April is testicular cancer awareness month, and as a six year survivor of this disease, I can tell you a few things about testicular cancer.The first is that contrary to what people might expect, testicular cancer is actually the #1 form of cancer in men ages 15-44 internationally, yet almost no one talks about the disease. It’s sad and frustrating that 20 years after the founding of a very famous organization in yellow by a now very infamous testicular cancer survivor, that we still have to struggle so hard for any sort of public awareness about this disease. Testicular cancer in young men is about as common as breast cancer is in young women, yet no one ever talks about testicular cancer! In the U.S. alone, someone is diagnosed with testicular cancer every hour, and someone dies of this disease every day.
The National Comprehensive Cancer Network (NCCN) Guidelines for are the bible by which Testicular Cancer patients are treated and managed. The follow-up care recommendations within these guidelines only goes out to 5 years, and even within those 5 years, there's been some significant adjustments to the recommendations over time. It's entirely possible that if you were diagnosed with testicular cancer within the past few years, that you might be able to make some adjustments to your follow-up schedules in favor of fewer scans or appointments, but what do you do after that? It's up to you and can go on a case-by-case basis. Here are some answers.
On at least two occasions when I've mentioned my cancer story to new friends or acquaintances that hadn't known, I've received comments that were just short of dismissive that testicular cancer is an "easy cancer", alluding to the high cure rate. I'll be honest in saying that I haven't been offended by such comments, because I know that short of having been there in some way themselves, it's simply impossible for people to truly know what a cancer diagnosis feels like, nor all that one entails.
25 Appointments and Counting... On the eve of my 4 year check-up for cancer, I rather foolishly clicked on a news video link of Virgin Atlantic Flight VS43's emergency landing in Gatwick last December. I've watched emergency landing videos before, but this is just asking for trouble around surveillance appointments, and I should have known better. As the Boeing 747-400 came down without its starboard main landing gear deployed, and with emergency vehicles lining the runway that were prepared for the worst, it was as though all of the collective fear, anxiety, and tension of the passengers on-board that aircraft found a way to channel straight through me. I could relate to this so well, because I know exactly what this feels like, and it's how I had already been feeling at the sub-conscious level. This is what I've been going through for 4 years now, over and over again, as an 'S.O.S.' cancer patient, "stranded on surveillance."

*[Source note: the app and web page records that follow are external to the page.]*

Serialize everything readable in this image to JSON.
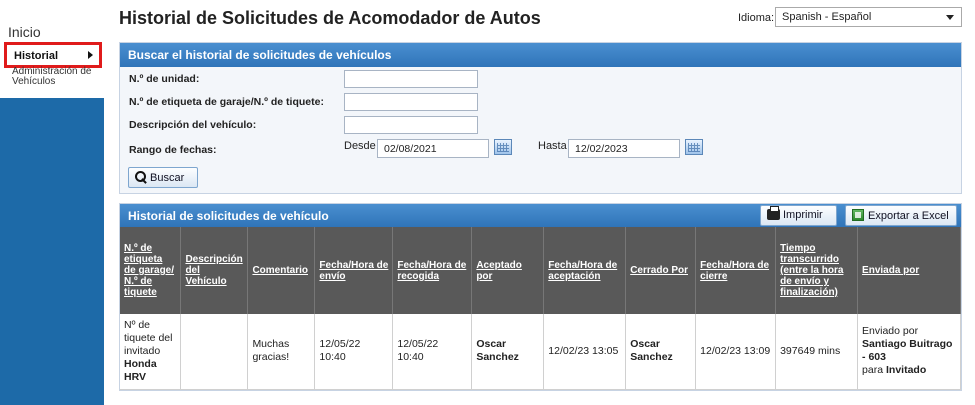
{
  "sidebar": {
    "home": "Inicio",
    "items": [
      {
        "label": "Historial"
      },
      {
        "label": "Administración de Vehículos"
      }
    ]
  },
  "header": {
    "title": "Historial de Solicitudes de Acomodador de Autos",
    "language_label": "Idioma:",
    "language_value": "Spanish - Español"
  },
  "search": {
    "panel_title": "Buscar el historial de solicitudes de vehículos",
    "unit_label": "N.º de unidad:",
    "ticket_label": "N.º de etiqueta de garaje/N.º de tiquete:",
    "description_label": "Descripción del vehículo:",
    "date_range_label": "Rango de fechas:",
    "from_label": "Desde",
    "from_value": "02/08/2021",
    "to_label": "Hasta",
    "to_value": "12/02/2023",
    "search_button": "Buscar"
  },
  "history": {
    "panel_title": "Historial de solicitudes de vehículo",
    "print_button": "Imprimir",
    "export_button": "Exportar a Excel",
    "columns": [
      "N.º de etiqueta de garage/ N.º de tiquete",
      "Descripción del Vehículo",
      "Comentario",
      "Fecha/Hora de envío",
      "Fecha/Hora de recogida",
      "Aceptado por",
      "Fecha/Hora de aceptación",
      "Cerrado Por",
      "Fecha/Hora de cierre",
      "Tiempo transcurrido (entre la hora de envío y finalización)",
      "Enviada por"
    ],
    "rows": [
      {
        "ticket_text": "Nº de tiquete del invitado",
        "ticket_vehicle": "Honda HRV",
        "description": "",
        "comment": "Muchas gracias!",
        "sent": "12/05/22 10:40",
        "pickup": "12/05/22 10:40",
        "accepted_by": "Oscar Sanchez",
        "accepted_at": "12/02/23 13:05",
        "closed_by": "Oscar Sanchez",
        "closed_at": "12/02/23 13:09",
        "elapsed": "397649 mins",
        "sent_by_prefix": "Enviado por",
        "sent_by_name": "Santiago Buitrago - 603",
        "sent_by_for": "para",
        "sent_by_role": "Invitado"
      }
    ]
  }
}
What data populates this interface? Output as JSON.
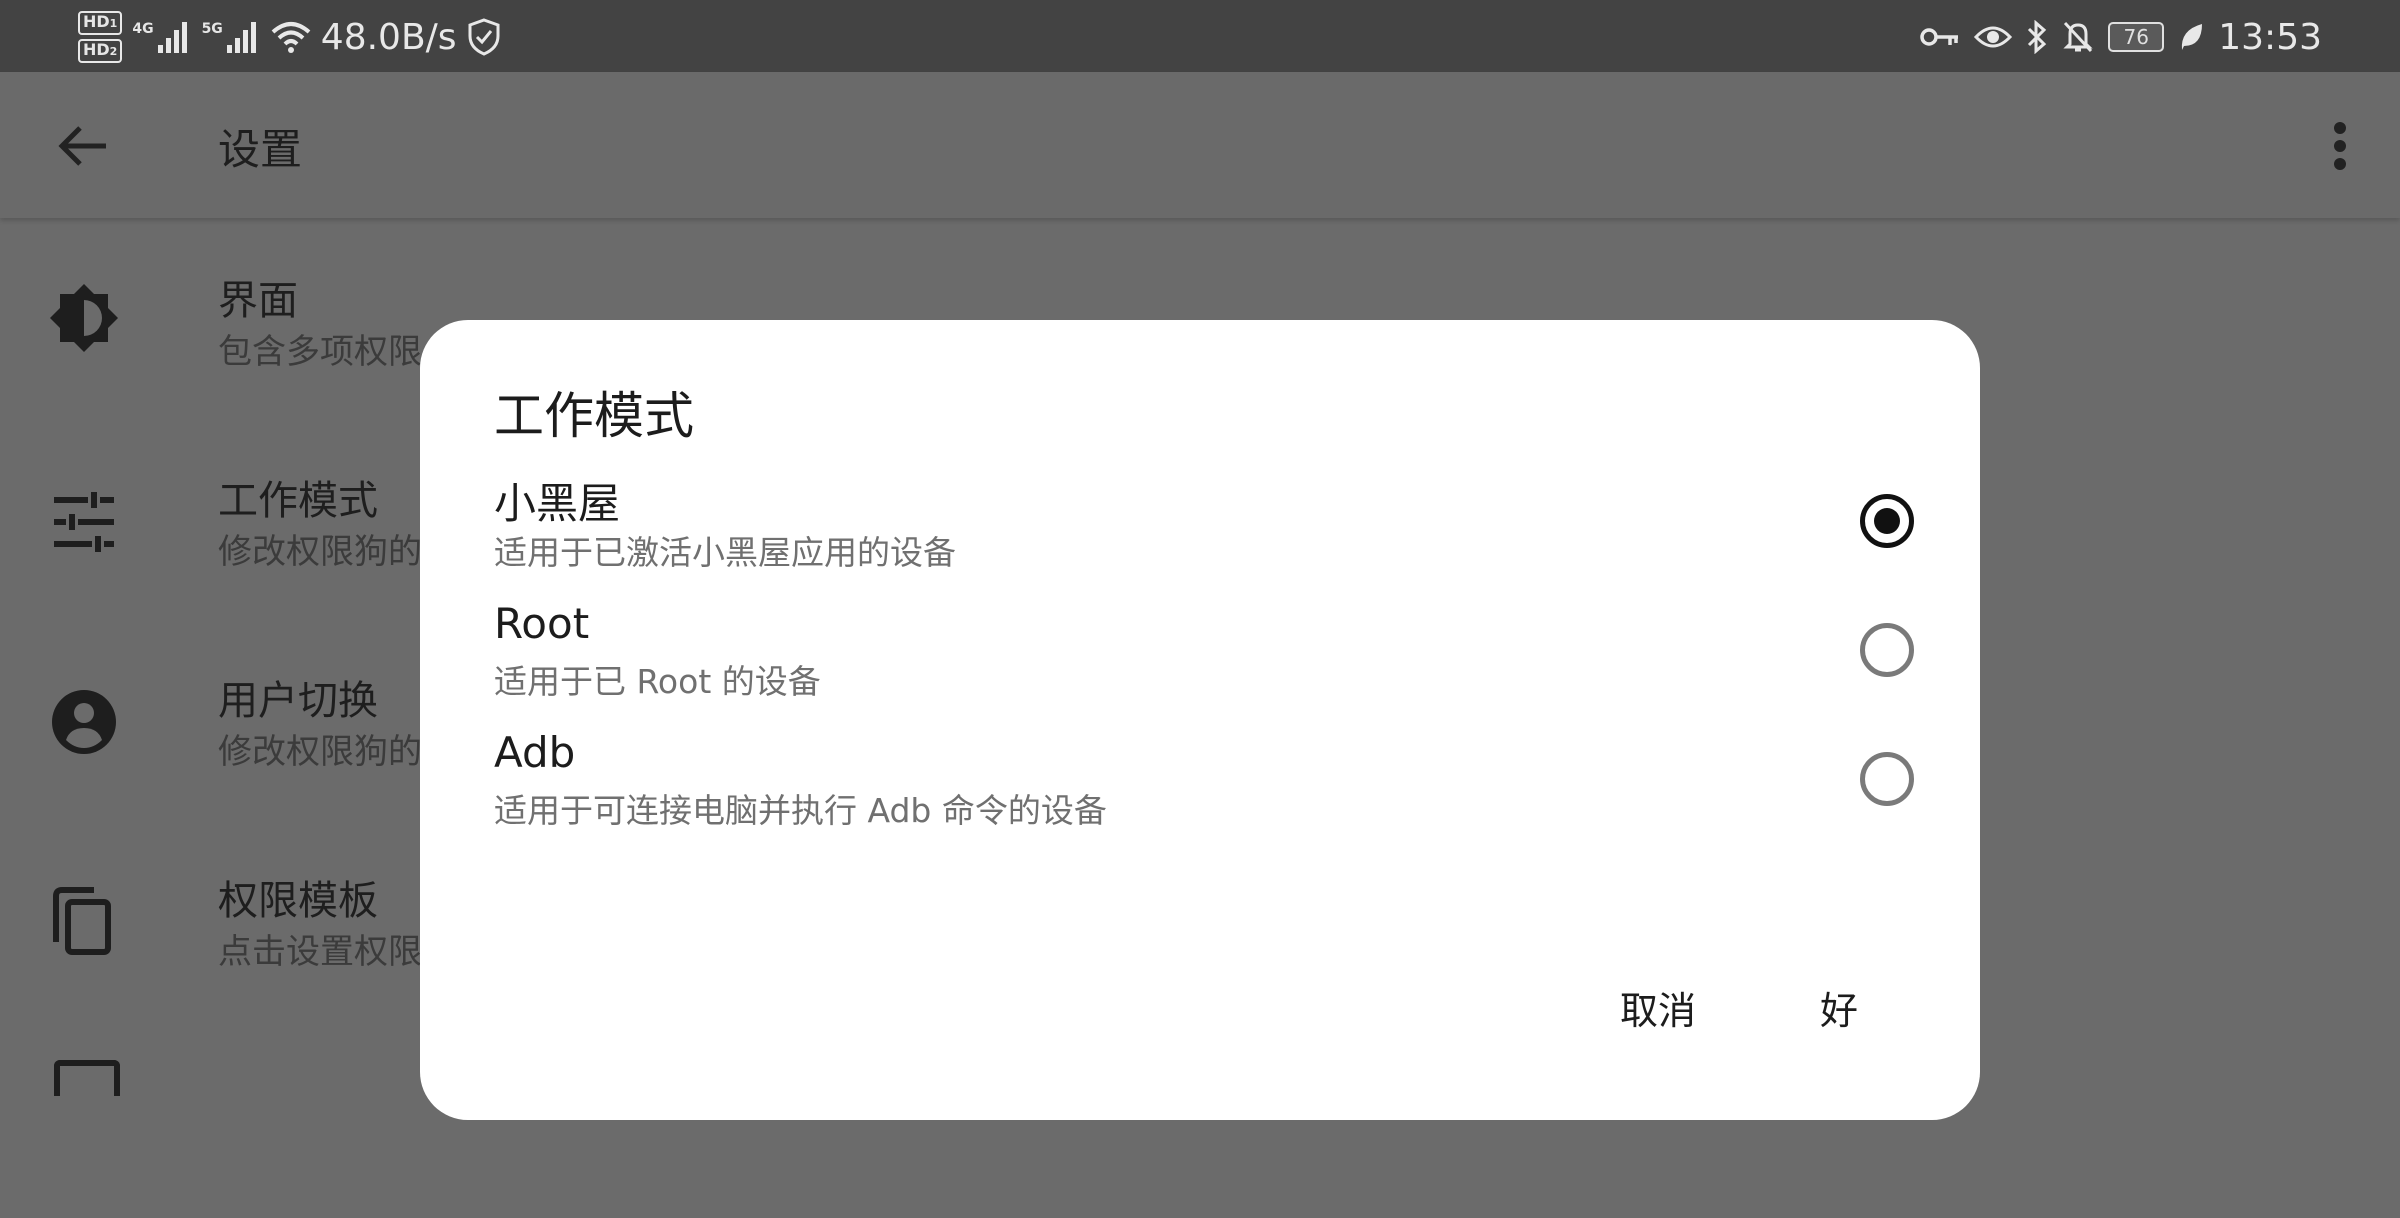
{
  "status_bar": {
    "hd1": "HD",
    "hd1_sub": "1",
    "hd2": "HD",
    "hd2_sub": "2",
    "net1": "4G",
    "net2": "5G",
    "speed": "48.0B/s",
    "battery": "76",
    "time": "13:53",
    "icons": [
      "signal-icon",
      "wifi-icon",
      "shield-check-icon",
      "key-icon",
      "eye-icon",
      "bluetooth-icon",
      "bell-off-icon",
      "battery-icon",
      "leaf-icon"
    ]
  },
  "app_bar": {
    "title": "设置",
    "back_icon": "arrow-left-icon",
    "more_icon": "more-vert-icon"
  },
  "settings_items": [
    {
      "title": "界面",
      "subtitle": "包含多项权限",
      "icon": "brightness-icon"
    },
    {
      "title": "工作模式",
      "subtitle": "修改权限狗的",
      "icon": "tune-icon"
    },
    {
      "title": "用户切换",
      "subtitle": "修改权限狗的",
      "icon": "account-circle-icon"
    },
    {
      "title": "权限模板",
      "subtitle": "点击设置权限",
      "icon": "copy-icon"
    }
  ],
  "dialog": {
    "title": "工作模式",
    "options": [
      {
        "title": "小黑屋",
        "subtitle": "适用于已激活小黑屋应用的设备",
        "selected": true
      },
      {
        "title": "Root",
        "subtitle": "适用于已 Root 的设备",
        "selected": false
      },
      {
        "title": "Adb",
        "subtitle": "适用于可连接电脑并执行 Adb 命令的设备",
        "selected": false
      }
    ],
    "cancel_label": "取消",
    "ok_label": "好"
  }
}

It seems like every few months, a story pops up somewhere where somebody managed to detect their testicular cancer with a pregnancy test. Yes, it's true! Thiscan be done. In a strange coincidence of nature, the hormone called beta human chorionic gonadotropin, or HCG for short, which is emitted from the cells that form the placenta when a woman is pregnant and is what the pregnancy test looks for, can also be emitted by some types of testicular cancer. Since HCG should never be elevated in men except for in a few rare and very specific situations, a positive pregnancy test result in a man is almost a sure sign of testicular cancer!
In February 2015, Steven Petrow published an article in the Washington Post titled "Guys, here’s why it’s not worth testing yourself for a ‘lump’ down there", coming out against testicular self-exams (TSE) after having previously been supportive of them. What's surprising about the article is not just that such a view against testicular self-exams exists, but because Mr. Petrow himself is a twenty years and change survivor of advanced stage testicular cancer. I applaud and congratulate Mr. Petrow on reaching such a milestone. It's something that we cancer survivors take great pride in and stories like his are inspiring to so many of us, but I could not disagree more with his recommendation against TSE. Petrow thinks that it's "smarter" now to keep his hands to himself, but is it really?
After our fights with cancer are over, we all want so badly to believe that everything is behind us and that life is going to get back to normal. Those first weeks and months after our cancer fights are such a precious time. It’s our first taste of freedom after having been wrongfully held hostage by cancer for so long. I had my life back, but as time and the months went on I realized that it wasn’t my old life that I had back, but rather an entirely new one. Cancer survivorship brings with it an entirely new set of life circumstances and a whole lot of firsts, many of which I was completely unprepared to handle or to deal with at all.